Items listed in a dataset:
_ _ _ _

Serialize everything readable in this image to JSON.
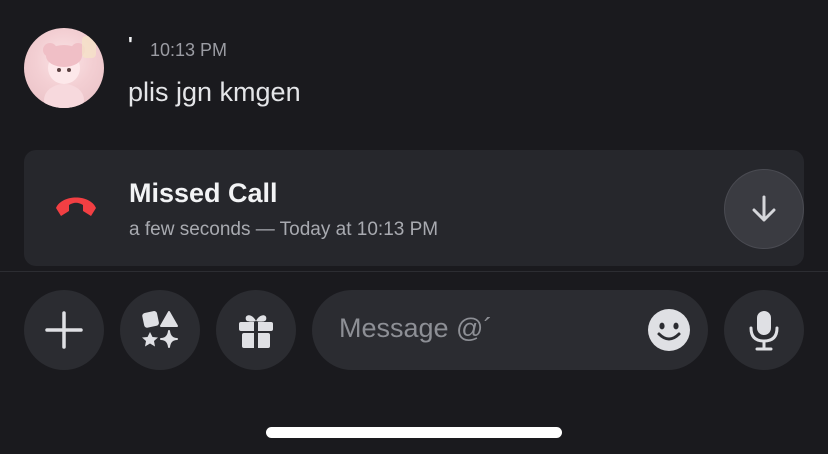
{
  "message": {
    "username": "'",
    "timestamp": "10:13 PM",
    "text": "plis jgn kmgen"
  },
  "call": {
    "title": "Missed Call",
    "subtitle": "a few seconds — Today at 10:13 PM",
    "icon": "phone-hangup-icon",
    "icon_color": "#f23f43"
  },
  "input": {
    "placeholder": "Message @´"
  },
  "icons": {
    "add": "plus-icon",
    "apps": "apps-icon",
    "gift": "gift-icon",
    "emoji": "emoji-icon",
    "mic": "microphone-icon",
    "jump": "arrow-down-icon"
  },
  "colors": {
    "background": "#1a1a1e",
    "card": "#26272c",
    "button": "#2b2c31",
    "icon": "#dfe0e4"
  }
}
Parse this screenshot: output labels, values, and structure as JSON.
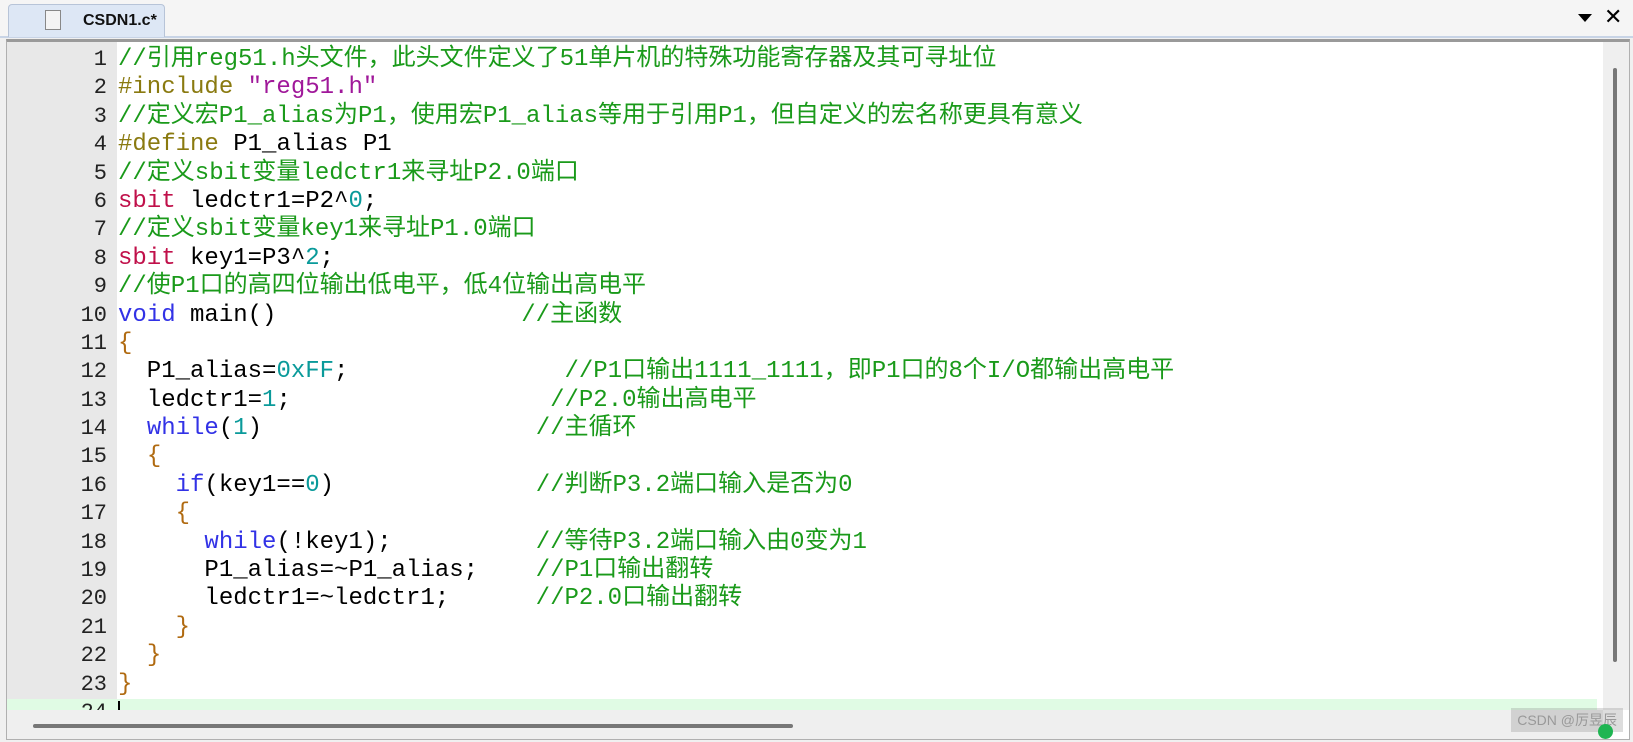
{
  "tab": {
    "title": "CSDN1.c*"
  },
  "watermark": "CSDN @厉昱辰",
  "colors": {
    "comment": "#1a9a1a",
    "keyword": "#3232e6",
    "type": "#c0104a",
    "preprocessor": "#8a7a10",
    "string": "#a0189a",
    "number": "#0a9a9a",
    "current_line": "#e0fbe4"
  },
  "editor": {
    "current_line": 24,
    "lines": [
      [
        [
          "comment",
          "//引用reg51.h头文件，此头文件定义了51单片机的特殊功能寄存器及其可寻址位"
        ]
      ],
      [
        [
          "pre",
          "#include "
        ],
        [
          "string",
          "\"reg51.h\""
        ]
      ],
      [
        [
          "comment",
          "//定义宏P1_alias为P1，使用宏P1_alias等用于引用P1，但自定义的宏名称更具有意义"
        ]
      ],
      [
        [
          "pre",
          "#define"
        ],
        [
          "plain",
          " P1_alias P1"
        ]
      ],
      [
        [
          "comment",
          "//定义sbit变量ledctr1来寻址P2.0端口"
        ]
      ],
      [
        [
          "type",
          "sbit"
        ],
        [
          "plain",
          " ledctr1=P2^"
        ],
        [
          "number",
          "0"
        ],
        [
          "plain",
          ";"
        ]
      ],
      [
        [
          "comment",
          "//定义sbit变量key1来寻址P1.0端口"
        ]
      ],
      [
        [
          "type",
          "sbit"
        ],
        [
          "plain",
          " key1=P3^"
        ],
        [
          "number",
          "2"
        ],
        [
          "plain",
          ";"
        ]
      ],
      [
        [
          "comment",
          "//使P1口的高四位输出低电平，低4位输出高电平"
        ]
      ],
      [
        [
          "keyword",
          "void"
        ],
        [
          "plain",
          " main()                 "
        ],
        [
          "comment",
          "//主函数"
        ]
      ],
      [
        [
          "brace",
          "{"
        ]
      ],
      [
        [
          "plain",
          "  P1_alias="
        ],
        [
          "number",
          "0xFF"
        ],
        [
          "plain",
          ";               "
        ],
        [
          "comment",
          "//P1口输出1111_1111，即P1口的8个I/O都输出高电平"
        ]
      ],
      [
        [
          "plain",
          "  ledctr1="
        ],
        [
          "number",
          "1"
        ],
        [
          "plain",
          ";                  "
        ],
        [
          "comment",
          "//P2.0输出高电平"
        ]
      ],
      [
        [
          "plain",
          "  "
        ],
        [
          "keyword",
          "while"
        ],
        [
          "plain",
          "("
        ],
        [
          "number",
          "1"
        ],
        [
          "plain",
          ")                   "
        ],
        [
          "comment",
          "//主循环"
        ]
      ],
      [
        [
          "plain",
          "  "
        ],
        [
          "brace",
          "{"
        ]
      ],
      [
        [
          "plain",
          "    "
        ],
        [
          "keyword",
          "if"
        ],
        [
          "plain",
          "(key1=="
        ],
        [
          "number",
          "0"
        ],
        [
          "plain",
          ")              "
        ],
        [
          "comment",
          "//判断P3.2端口输入是否为0"
        ]
      ],
      [
        [
          "plain",
          "    "
        ],
        [
          "brace",
          "{"
        ]
      ],
      [
        [
          "plain",
          "      "
        ],
        [
          "keyword",
          "while"
        ],
        [
          "plain",
          "(!key1);          "
        ],
        [
          "comment",
          "//等待P3.2端口输入由0变为1"
        ]
      ],
      [
        [
          "plain",
          "      P1_alias=~P1_alias;    "
        ],
        [
          "comment",
          "//P1口输出翻转"
        ]
      ],
      [
        [
          "plain",
          "      ledctr1=~ledctr1;      "
        ],
        [
          "comment",
          "//P2.0口输出翻转"
        ]
      ],
      [
        [
          "plain",
          "    "
        ],
        [
          "brace",
          "}"
        ]
      ],
      [
        [
          "plain",
          "  "
        ],
        [
          "brace",
          "}"
        ]
      ],
      [
        [
          "brace",
          "}"
        ]
      ],
      []
    ]
  }
}
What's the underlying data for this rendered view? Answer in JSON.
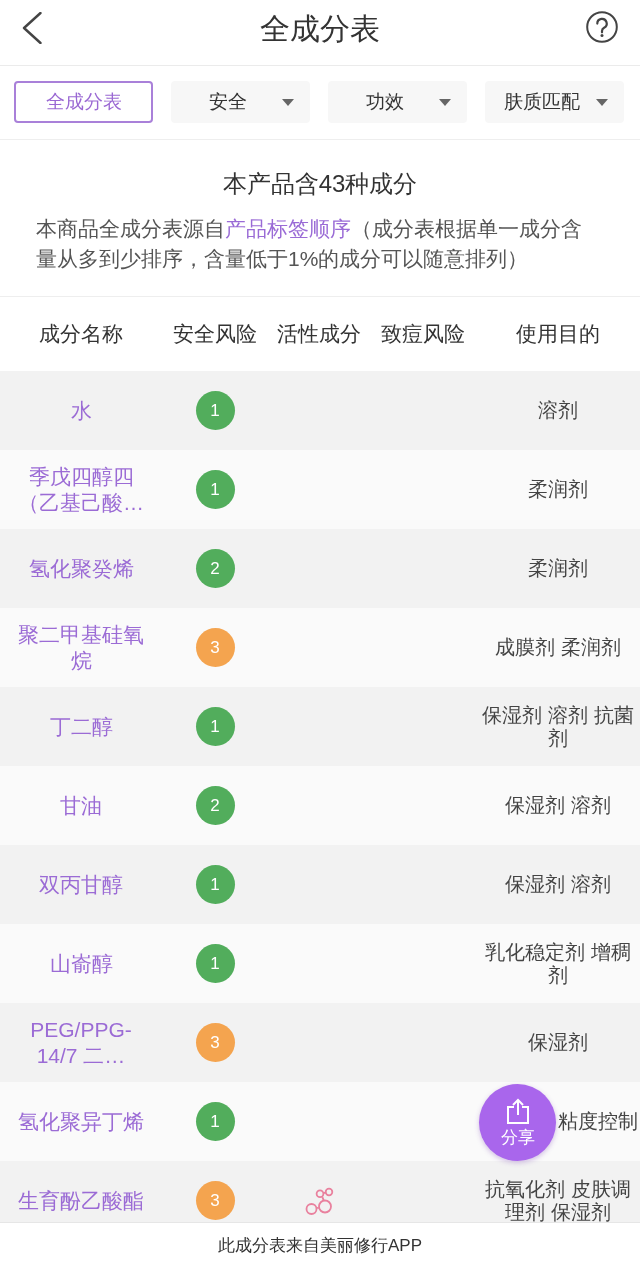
{
  "header": {
    "title": "全成分表"
  },
  "filters": [
    {
      "label": "全成分表",
      "selected": true,
      "dropdown": false
    },
    {
      "label": "安全",
      "selected": false,
      "dropdown": true
    },
    {
      "label": "功效",
      "selected": false,
      "dropdown": true
    },
    {
      "label": "肤质匹配",
      "selected": false,
      "dropdown": true
    }
  ],
  "summary": {
    "title": "本产品含43种成分",
    "text_before": "本商品全成分表源自",
    "link": "产品标签顺序",
    "text_after": "（成分表根据单一成分含量从多到少排序，含量低于1%的成分可以随意排列）"
  },
  "table": {
    "columns": [
      "成分名称",
      "安全风险",
      "活性成分",
      "致痘风险",
      "使用目的"
    ],
    "rows": [
      {
        "name": "水",
        "safety": {
          "score": "1",
          "color": "#52ad5c"
        },
        "active": false,
        "purpose": {
          "text": "溶剂"
        }
      },
      {
        "name": "季戊四醇四（乙基己酸…",
        "safety": {
          "score": "1",
          "color": "#52ad5c"
        },
        "active": false,
        "purpose": {
          "text": "柔润剂"
        }
      },
      {
        "name": "氢化聚癸烯",
        "safety": {
          "score": "2",
          "color": "#52ad5c"
        },
        "active": false,
        "purpose": {
          "text": "柔润剂"
        }
      },
      {
        "name": "聚二甲基硅氧烷",
        "safety": {
          "score": "3",
          "color": "#f4a44f"
        },
        "active": false,
        "purpose": {
          "text": "成膜剂 柔润剂"
        }
      },
      {
        "name": "丁二醇",
        "safety": {
          "score": "1",
          "color": "#52ad5c"
        },
        "active": false,
        "purpose": {
          "text": "保湿剂 溶剂 抗菌剂"
        }
      },
      {
        "name": "甘油",
        "safety": {
          "score": "2",
          "color": "#52ad5c"
        },
        "active": false,
        "purpose": {
          "text": "保湿剂 溶剂"
        }
      },
      {
        "name": "双丙甘醇",
        "safety": {
          "score": "1",
          "color": "#52ad5c"
        },
        "active": false,
        "purpose": {
          "text": "保湿剂 溶剂"
        }
      },
      {
        "name": "山嵛醇",
        "safety": {
          "score": "1",
          "color": "#52ad5c"
        },
        "active": false,
        "purpose": {
          "text": "乳化稳定剂 增稠剂"
        }
      },
      {
        "name": "PEG/PPG-14/7 二…",
        "safety": {
          "score": "3",
          "color": "#f4a44f"
        },
        "active": false,
        "purpose": {
          "text": "保湿剂"
        }
      },
      {
        "name": "氢化聚异丁烯",
        "safety": {
          "score": "1",
          "color": "#52ad5c"
        },
        "active": false,
        "purpose": {
          "text": "粘度控制",
          "partly_covered": true
        }
      },
      {
        "name": "生育酚乙酸酯",
        "safety": {
          "score": "3",
          "color": "#f4a44f"
        },
        "active": true,
        "purpose": {
          "text": "抗氧化剂 皮肤调理剂 保湿剂"
        }
      }
    ]
  },
  "footer": {
    "text": "此成分表来自美丽修行APP"
  },
  "share_button": {
    "label": "分享"
  }
}
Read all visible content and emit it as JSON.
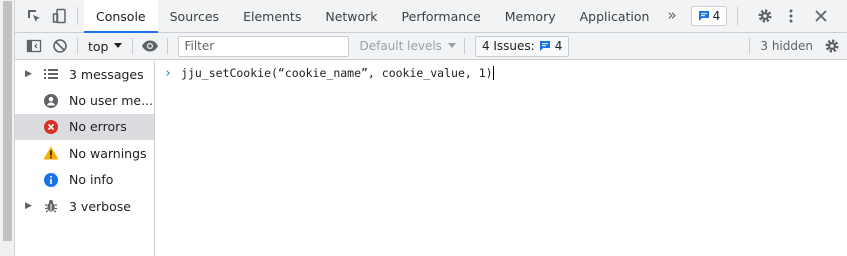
{
  "tabs": [
    {
      "label": "Console",
      "active": true
    },
    {
      "label": "Sources"
    },
    {
      "label": "Elements"
    },
    {
      "label": "Network"
    },
    {
      "label": "Performance"
    },
    {
      "label": "Memory"
    },
    {
      "label": "Application"
    }
  ],
  "more_tabs_glyph": "»",
  "issues_badge_count": "4",
  "toolbar": {
    "context": "top",
    "filter_placeholder": "Filter",
    "levels": "Default levels",
    "issues_label": "4 Issues:",
    "issues_count": "4",
    "hidden": "3 hidden"
  },
  "sidebar": [
    {
      "label": "3 messages",
      "icon": "list-icon",
      "expandable": true
    },
    {
      "label": "No user me...",
      "icon": "user-icon",
      "expandable": false
    },
    {
      "label": "No errors",
      "icon": "error-icon",
      "expandable": false,
      "selected": true
    },
    {
      "label": "No warnings",
      "icon": "warning-icon",
      "expandable": false
    },
    {
      "label": "No info",
      "icon": "info-icon",
      "expandable": false
    },
    {
      "label": "3 verbose",
      "icon": "bug-icon",
      "expandable": true
    }
  ],
  "console": {
    "prompt_text": "jju_setCookie(“cookie_name”, cookie_value, 1)"
  },
  "colors": {
    "accent": "#1a73e8",
    "error": "#d93025",
    "warning": "#f9ab00",
    "info": "#1a73e8"
  }
}
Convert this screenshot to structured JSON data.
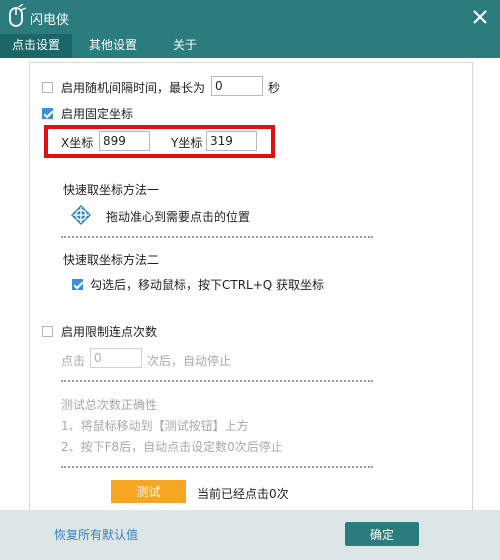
{
  "window": {
    "title": "闪电侠",
    "close_icon": "close-icon",
    "app_icon": "mouse-icon"
  },
  "tabs": [
    {
      "label": "点击设置",
      "active": true
    },
    {
      "label": "其他设置",
      "active": false
    },
    {
      "label": "关于",
      "active": false
    }
  ],
  "random_interval": {
    "checked": false,
    "label": "启用随机间隔时间，最长为",
    "value": "0",
    "unit": "秒"
  },
  "fixed_coord": {
    "checked": true,
    "label": "启用固定坐标",
    "x_label": "X坐标",
    "x_value": "899",
    "y_label": "Y坐标",
    "y_value": "319",
    "highlight_color": "#e01010"
  },
  "method1": {
    "title": "快速取坐标方法一",
    "icon": "crosshair-icon",
    "text": "拖动准心到需要点击的位置"
  },
  "method2": {
    "title": "快速取坐标方法二",
    "checked": true,
    "text": "勾选后，移动鼠标，按下CTRL+Q 获取坐标"
  },
  "limit_clicks": {
    "checked": false,
    "label": "启用限制连点次数",
    "prefix": "点击",
    "value": "0",
    "suffix": "次后，自动停止"
  },
  "test_section": {
    "title": "测试总次数正确性",
    "step1": "1、将鼠标移动到【测试按钮】上方",
    "step2": "2、按下F8后，自动点击设定数0次后停止",
    "button": "测试",
    "status": "当前已经点击0次"
  },
  "footer": {
    "restore": "恢复所有默认值",
    "ok": "确定"
  },
  "colors": {
    "title_bar": "#2b7d7d",
    "accent": "#f5a623",
    "link": "#3a7fc8",
    "checkbox": "#3a8fd6"
  }
}
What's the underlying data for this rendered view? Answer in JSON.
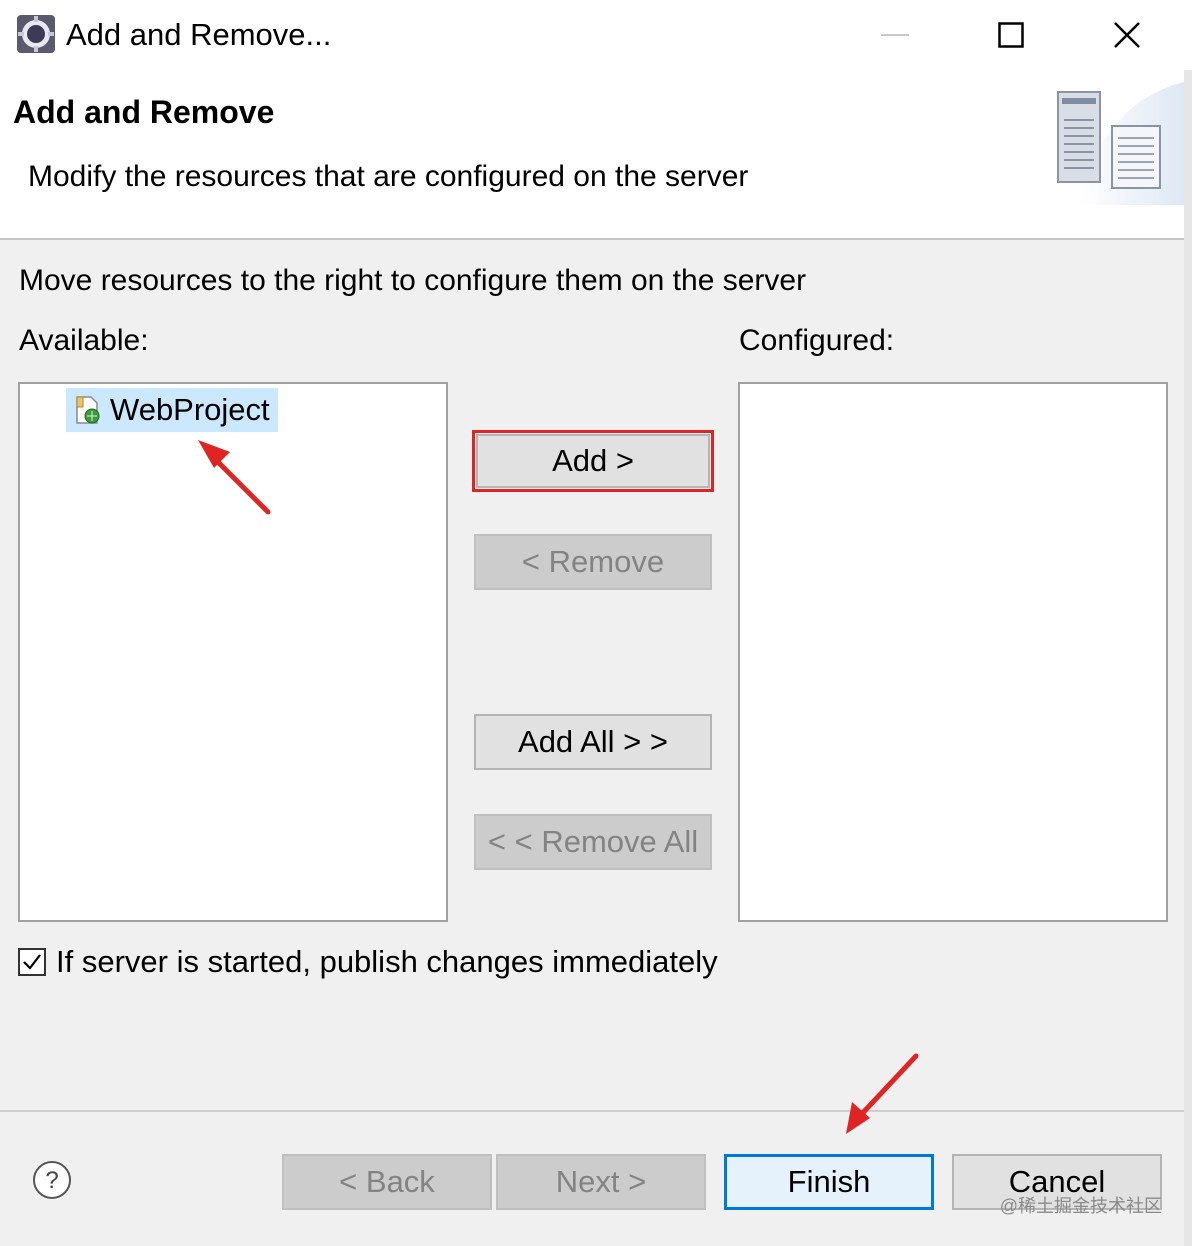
{
  "window": {
    "title": "Add and Remove...",
    "controls": {
      "minimize_icon": "minimize-icon",
      "maximize_icon": "maximize-icon",
      "close_icon": "close-icon"
    }
  },
  "header": {
    "title": "Add and Remove",
    "description": "Modify the resources that are configured on the server"
  },
  "main": {
    "instruction": "Move resources to the right to configure them on the server",
    "available_label": "Available:",
    "configured_label": "Configured:",
    "available_items": [
      {
        "label": "WebProject",
        "icon": "web-project-icon",
        "selected": true
      }
    ],
    "configured_items": []
  },
  "buttons": {
    "add": "Add >",
    "remove": "< Remove",
    "add_all": "Add All > >",
    "remove_all": "< < Remove All"
  },
  "options": {
    "publish_checkbox_label": "If server is started, publish changes immediately",
    "publish_checked": true
  },
  "footer": {
    "back": "< Back",
    "next": "Next >",
    "finish": "Finish",
    "cancel": "Cancel"
  },
  "watermark": "@稀土掘金技术社区",
  "colors": {
    "highlight_frame": "#e02424",
    "selection": "#cce8ff",
    "default_button_border": "#0078d7"
  }
}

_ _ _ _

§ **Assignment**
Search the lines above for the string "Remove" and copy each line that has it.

§ **Task result**
    "title": "Add and Remove...",
    "title": "Add and Remove",
    "remove": "< Remove",
    "remove_all": "< < Remove All"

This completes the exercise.